To automate the process, there is a “Merge Data Slices” option when creating a new scheduled job in the simplified interface.

The job allows you to define which ASO database you wish to merge slices and whether to merge into the main database or a single incremental slice, zero values can be kept or removed.

If you don’t want to be constrained to scheduling a job, then this is where the REST API can help.

The REST API resource is the same jobs URL.

The “jobType” should be “Merge Data Slices”. The “cubeName” defines which cube to merge the slices.

There is a parameter called “mergeSliceType” which defines whether to merge into the main cube or incremental slice. The values are either “allIncrementalSlicesInMain” or “allIncrementalSlicesInOneIncremental”.

The parameter to define whether to keep zeros is “keepZeroCells” which can be “true” or “false”.

I went for the option of merging all slices in the main cube and to remove zero values. Before running the REST request, I checked the number of incremental slices in Calculation Manager.

After executing executing the REST call, all the incremental slices were merged into the main cube.

On to the final REST resource and that is based around ASO aggregations to optimise performance.

The documentation states:

“Optimize Aggregation can significantly improve the performance of aggregate storage cubes. You must first enable query tracking to capture tracking statistics on the aggregate storage cube. Then, after you enable query tracking, you must allow sufficient time to collect user data-retrieval patterns before you execute the aggregation process based on query data.
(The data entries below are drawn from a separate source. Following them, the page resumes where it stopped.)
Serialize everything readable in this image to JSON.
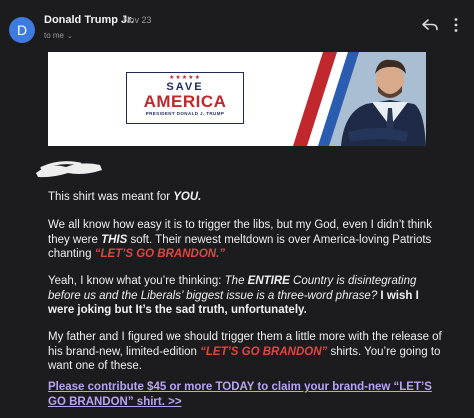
{
  "header": {
    "avatar_letter": "D",
    "sender": "Donald Trump Jr.",
    "date": "Nov 23",
    "to": "to me",
    "reply_icon": "reply-icon",
    "more_icon": "more-vertical-icon"
  },
  "banner": {
    "stars": "★★★★★",
    "save": "SAVE",
    "america": "AMERICA",
    "subtitle": "PRESIDENT DONALD J. TRUMP"
  },
  "body": {
    "p1_a": "This shirt was meant for ",
    "p1_b": "YOU.",
    "p2_a": "We all know how easy it is to trigger the libs, but my God, even I didn’t think they were ",
    "p2_b": "THIS",
    "p2_c": " soft. Their newest meltdown is over America-loving Patriots chanting ",
    "p2_d": "“LET’S GO BRANDON.”",
    "p3_a": "Yeah, I know what you’re thinking: ",
    "p3_b": "The ",
    "p3_c": "ENTIRE",
    "p3_d": " Country is disintegrating before us and the Liberals’ biggest issue is a three-word phrase?",
    "p3_e": " I wish I were joking but It’s the sad truth, unfortunately.",
    "p4_a": "My father and I figured we should trigger them a little more with the release of his brand-new, limited-edition ",
    "p4_b": "“LET’S GO BRANDON”",
    "p4_c": " shirts. You’re going to want one of these.",
    "link": "Please contribute $45 or more TODAY to claim your brand-new “LET’S GO BRANDON” shirt. >>"
  },
  "colors": {
    "background": "#1c1c1e",
    "accent_red": "#e0463f",
    "link": "#b8a4f0",
    "avatar": "#3d7be0",
    "navy": "#1f2a5a"
  }
}
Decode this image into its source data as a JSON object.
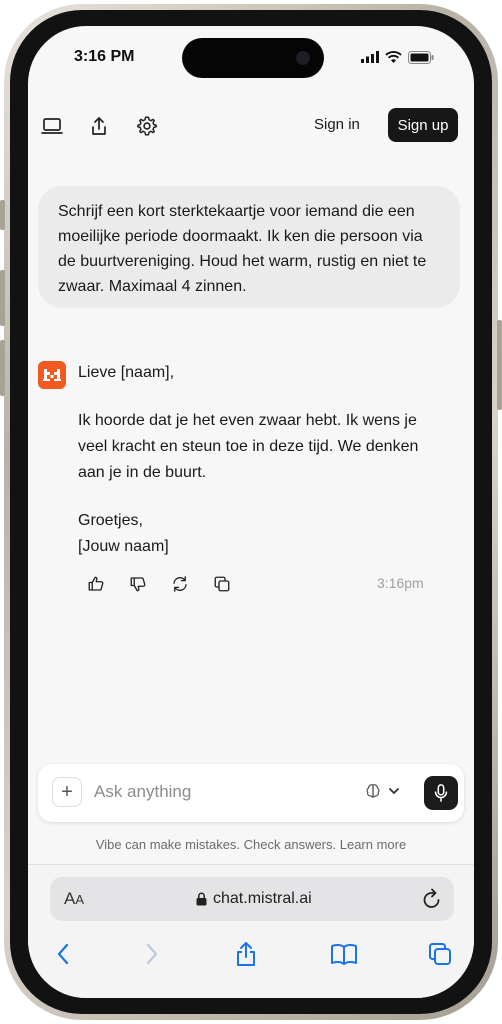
{
  "status_bar": {
    "time": "3:16 PM"
  },
  "topbar": {
    "sign_in_label": "Sign in",
    "sign_up_label": "Sign up"
  },
  "conversation": {
    "user_message": "Schrijf een kort sterktekaartje voor iemand die een moeilijke periode doormaakt. Ik ken die persoon via de buurtvereniging. Houd het warm, rustig en niet te zwaar. Maximaal 4 zinnen.",
    "assistant_reply": {
      "greeting": "Lieve [naam],",
      "body": "Ik hoorde dat je het even zwaar hebt. Ik wens je veel kracht en steun toe in deze tijd. We denken aan je in de buurt.",
      "closing": "Groetjes,\n[Jouw naam]"
    },
    "message_time": "3:16pm"
  },
  "composer": {
    "placeholder": "Ask anything",
    "plus_label": "+"
  },
  "disclaimer": "Vibe can make mistakes. Check answers. Learn more",
  "browser": {
    "aa_label": "A",
    "aa_small": "A",
    "url": "chat.mistral.ai"
  },
  "icons": {
    "brand_color": "#f25a22",
    "sign_up_bg": "#171717"
  }
}
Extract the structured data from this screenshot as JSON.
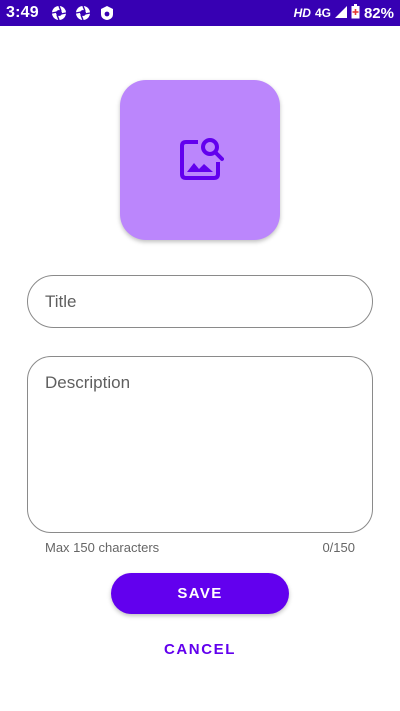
{
  "status_bar": {
    "time": "3:49",
    "network_hd": "HD",
    "network_type": "4G",
    "battery": "82%",
    "icons": [
      "aperture-icon",
      "aperture-icon",
      "shield-icon",
      "signal-icon",
      "battery-icon"
    ]
  },
  "colors": {
    "status_bar": "#3700b3",
    "primary": "#6200ee",
    "image_tile": "#bb86fc"
  },
  "image_picker": {
    "icon": "image-search-icon"
  },
  "form": {
    "title_placeholder": "Title",
    "description_placeholder": "Description",
    "helper_text": "Max 150 characters",
    "char_counter": "0/150"
  },
  "actions": {
    "save_label": "SAVE",
    "cancel_label": "CANCEL"
  }
}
The execute aggregation process deletes existing aggregated views and generates optimized views based on the captured data.

This job has two actions: Enable query tracking and Execute aggregation process.”

This can be manually achieved through Calculation Manager and in database properties there are the options to start query tracking and execute an aggregation.

No surprise that there is an option available in scheduled jobs in the simplified interface.

The job allows you to select the ASO cube and whether to enable query tracking or execute an aggregation process.

If the option to execute an aggregation process is selected, there are additional parameters to base the aggregation on.

The option to base the aggregation on query data should only be selected if query tracking is enabled.

The same functionality is now available through the REST API.

This is possible through the jobs resource URL with a POST method.

The “jobType” is “Optimize Aggregation”.

The parameters include the cube name, "type" with possible values of “enableQueryTracking” or “executeAggregationProcess”.

If type has been defined as “executeAggregationProcess” the following parameters can be included:

useQueryData” which can be set as “true” or “false”, it can only be true if query tracking has been enabled.

includeAlternateRollups” which can be defined as “enable” or “disable”

growthSizeRatio” which is optional and specifies the maximum size the aggregated database can grow, which is based on the ratio and the input level data size.

The above REST request enables query tracking and the response includes the job information.

The job status URL can then be accessed to keep checking whether the process has completed.

This information will also be available in jobs in the simplified interface.

After query tracking has been enabled and sufficient retrievals on the data has taken placed, the cube can be aggregated based on the query tracking using the following REST request.

Once completed, the response from the job status URL will be something along the lines of:

In the following example, query tracking has not been enabled, an aggregation is to be executed and the maximum size will be 10% greater than the input level data.

The job status URL based on the job ID can then be requested until the job completes.

Automating this process would only require a slight modification to the example scripts I provided earlier in this blog.

I am going to leave it there for this post as I think that covers all the new REST API functionality.